And even if Jesus is seen to be called “God” in some rare instances in the New Testament, this has to be understood within the milieu of Jewish thought. He was “god” insofar that he represented or mirrored the divine reality. He was the manifestation of God’s power on earth. He was God’s agent, His ‘shaliach.’ This good point is well noted by Prof. Raymond Brown as he writes, “The liturgical ambiance of the NT usage of “God” for Jesus also answers the objection that this title is too much of a metaphysical definition that objectifies Jesus and is untrue to the soteriological interest of the NT. As far as I can see, none of the eight instances we have discussed attempts to define Jesus metaphysically. The acclamation of Jesus as God is a response of prayer and worship to the God revealed in Jesus.” [2]

Dismantling the Trinitarian perception of John 1:1

A fresh new look at John 1:1 from a fresh new translation of the whole New Testament by the eminent scholar, Prof. Sir (Dr.) Anthony F. Buzzard.

by Ibn Anwar, BHsc (Hons), MCollT

The following traditional rendering of the beginning of the Johannine Prologue comes from the New King James Version.

“In the beginning was the Word, and the Word was with God, and the Word was God.” (John 1:1)

These words are most probably regarded as the most profound words ever spoken by the anonymous New Testament author of the fourth gospel (that we conveniently dub “John”) that Trinitarians are most excited by, because they see in this verse the full revelation of Jesus’ divinity and his second personhood in the Trinity.

The most obvious stumbling block for the Trinitarian interpretation is that the verse, as any ordinary person can see, does not actually say that the “word” is Jesus Christ. This good point is emphatically noted by Trinitarian systematic theologian at Fuller Theological Seminary Dr. Colin Brown. Commenting on John 1:1, he writes:
“It is a common but patent misreading of the opening of John’s Gospel to read it as if it said: “In the beginning was the Son, and the Son was with God, and the Son was God” (John 1:1).” [1]

Over 50 translations of the Bible as noted by Buzzard do not presume that John 1:1 speaks of a second person in a Triune Godhead. [2] So he is clearly not a lone wolf in his view that the ‘logos’ in John 1:1 is the mind or the plan of God rather than a being or an entity existing pre-eternally with the Father as Jesus, the Son.

“For 50 translations which did not assume that logos was a second Person, see Focus on the Kingdom of July, 2004, at These translations give us the pronoun “it”, not “he” for word.”
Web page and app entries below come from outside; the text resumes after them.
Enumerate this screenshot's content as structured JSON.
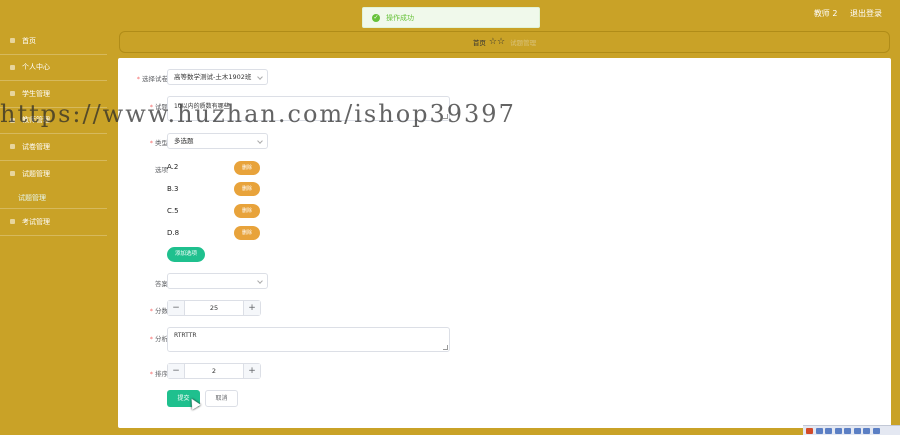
{
  "header": {
    "user": "教师 2",
    "logout": "退出登录"
  },
  "toast": {
    "text": "操作成功",
    "icon": "success-check-icon",
    "color": "#67c23a"
  },
  "sidebar": {
    "items": [
      {
        "label": "首页"
      },
      {
        "label": "个人中心"
      },
      {
        "label": "学生管理"
      },
      {
        "label": "教师管理"
      },
      {
        "label": "试卷管理"
      },
      {
        "label": "试题管理"
      },
      {
        "label": "考试管理"
      }
    ],
    "submenu": {
      "label": "试题管理"
    }
  },
  "breadcrumb": {
    "home": "首页",
    "current": "试题管理"
  },
  "form": {
    "paper": {
      "label": "选择试卷",
      "value": "高等数学测试-土木1902班"
    },
    "question": {
      "label": "试题",
      "value": "10以内的质数有哪些"
    },
    "type": {
      "label": "类型",
      "value": "多选题"
    },
    "options": {
      "label": "选项",
      "items": [
        "A.2",
        "B.3",
        "C.5",
        "D.8"
      ],
      "delete_label": "删除",
      "add_label": "添加选项"
    },
    "answer": {
      "label": "答案",
      "value": ""
    },
    "score": {
      "label": "分数",
      "value": "25"
    },
    "analysis": {
      "label": "分析",
      "value": "RTRTTR"
    },
    "order": {
      "label": "排序",
      "value": "2"
    },
    "submit_label": "提交",
    "cancel_label": "取消"
  },
  "watermark": "https://www.huzhan.com/ishop39397",
  "colors": {
    "theme": "#c9a227",
    "accent": "#1fc08e",
    "delete": "#e8a33b"
  }
}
The ordained Anglican priest and Cambridge theologian, Prof. Cupitt writes:
“John’s words ought to be retranslated: “The Word was with God the Father and the Word was the Father’s own Word,” to stress that the Word is not an independent divine being, but is the only God’s own self-expression. If all this is correct, then even John’s language about Jesus still falls within the scope of the King-ambassador model.” [3]